*The data:*
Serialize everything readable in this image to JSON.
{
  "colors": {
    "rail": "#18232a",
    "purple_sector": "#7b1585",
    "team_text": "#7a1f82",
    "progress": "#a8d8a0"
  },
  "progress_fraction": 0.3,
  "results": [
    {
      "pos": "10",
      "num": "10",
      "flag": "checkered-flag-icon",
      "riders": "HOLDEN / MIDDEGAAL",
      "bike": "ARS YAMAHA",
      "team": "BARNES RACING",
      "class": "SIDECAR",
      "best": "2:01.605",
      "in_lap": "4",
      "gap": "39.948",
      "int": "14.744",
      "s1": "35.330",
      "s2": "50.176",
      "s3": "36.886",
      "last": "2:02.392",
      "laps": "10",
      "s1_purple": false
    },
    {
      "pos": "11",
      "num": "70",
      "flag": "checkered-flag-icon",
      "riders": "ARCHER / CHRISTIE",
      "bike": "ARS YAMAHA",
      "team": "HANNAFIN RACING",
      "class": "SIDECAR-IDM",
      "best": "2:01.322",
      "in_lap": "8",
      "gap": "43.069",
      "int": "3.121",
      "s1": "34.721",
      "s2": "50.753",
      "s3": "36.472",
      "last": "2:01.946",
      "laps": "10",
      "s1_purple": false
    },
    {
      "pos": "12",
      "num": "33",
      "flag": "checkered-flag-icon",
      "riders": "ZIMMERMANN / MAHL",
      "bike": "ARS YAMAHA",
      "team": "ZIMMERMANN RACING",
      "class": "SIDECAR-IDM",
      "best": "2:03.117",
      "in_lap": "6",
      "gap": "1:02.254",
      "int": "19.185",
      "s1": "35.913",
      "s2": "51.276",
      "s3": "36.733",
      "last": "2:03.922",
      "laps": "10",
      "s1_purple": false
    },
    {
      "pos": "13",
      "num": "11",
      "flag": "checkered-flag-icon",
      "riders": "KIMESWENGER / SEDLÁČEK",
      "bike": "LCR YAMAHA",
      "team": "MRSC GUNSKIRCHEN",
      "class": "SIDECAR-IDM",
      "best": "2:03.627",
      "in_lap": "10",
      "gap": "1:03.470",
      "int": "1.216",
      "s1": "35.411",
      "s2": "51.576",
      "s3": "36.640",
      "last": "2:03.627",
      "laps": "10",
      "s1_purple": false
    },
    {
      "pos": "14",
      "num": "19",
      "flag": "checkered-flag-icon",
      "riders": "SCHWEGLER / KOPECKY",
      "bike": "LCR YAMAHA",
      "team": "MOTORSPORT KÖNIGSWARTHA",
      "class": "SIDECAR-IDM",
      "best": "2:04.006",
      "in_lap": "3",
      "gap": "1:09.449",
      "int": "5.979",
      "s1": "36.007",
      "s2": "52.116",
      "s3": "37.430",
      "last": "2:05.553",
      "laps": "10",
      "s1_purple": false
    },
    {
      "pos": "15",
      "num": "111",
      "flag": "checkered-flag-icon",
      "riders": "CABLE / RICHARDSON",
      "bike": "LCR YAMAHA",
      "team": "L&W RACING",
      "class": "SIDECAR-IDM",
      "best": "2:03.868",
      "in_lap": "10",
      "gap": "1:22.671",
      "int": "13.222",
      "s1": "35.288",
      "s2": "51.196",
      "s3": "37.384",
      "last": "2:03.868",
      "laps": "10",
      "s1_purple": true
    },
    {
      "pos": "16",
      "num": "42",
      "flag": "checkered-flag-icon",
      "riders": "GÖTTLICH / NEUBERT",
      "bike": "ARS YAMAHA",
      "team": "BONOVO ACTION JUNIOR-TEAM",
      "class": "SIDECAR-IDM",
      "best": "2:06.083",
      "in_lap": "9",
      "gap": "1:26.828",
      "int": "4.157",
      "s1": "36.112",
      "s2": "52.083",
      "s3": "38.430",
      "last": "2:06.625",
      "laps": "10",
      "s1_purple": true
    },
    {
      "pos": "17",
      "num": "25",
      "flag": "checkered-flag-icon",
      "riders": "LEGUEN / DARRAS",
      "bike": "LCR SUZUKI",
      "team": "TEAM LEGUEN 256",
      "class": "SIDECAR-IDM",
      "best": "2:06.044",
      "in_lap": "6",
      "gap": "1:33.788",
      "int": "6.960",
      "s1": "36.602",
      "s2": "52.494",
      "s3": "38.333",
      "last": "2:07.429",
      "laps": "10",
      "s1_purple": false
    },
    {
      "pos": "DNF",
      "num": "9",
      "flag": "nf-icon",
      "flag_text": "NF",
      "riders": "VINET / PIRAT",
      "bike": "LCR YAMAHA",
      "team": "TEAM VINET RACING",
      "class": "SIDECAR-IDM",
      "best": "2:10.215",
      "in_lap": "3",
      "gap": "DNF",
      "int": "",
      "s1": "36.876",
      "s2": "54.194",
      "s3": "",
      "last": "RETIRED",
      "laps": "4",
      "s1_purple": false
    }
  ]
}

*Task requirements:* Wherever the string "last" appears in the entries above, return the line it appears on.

*Written answer:*
      "last": "2:02.392",
      "last": "2:01.946",
      "last": "2:03.922",
      "last": "2:03.627",
      "last": "2:05.553",
      "last": "2:03.868",
      "last": "2:06.625",
      "last": "2:07.429",
      "last": "RETIRED",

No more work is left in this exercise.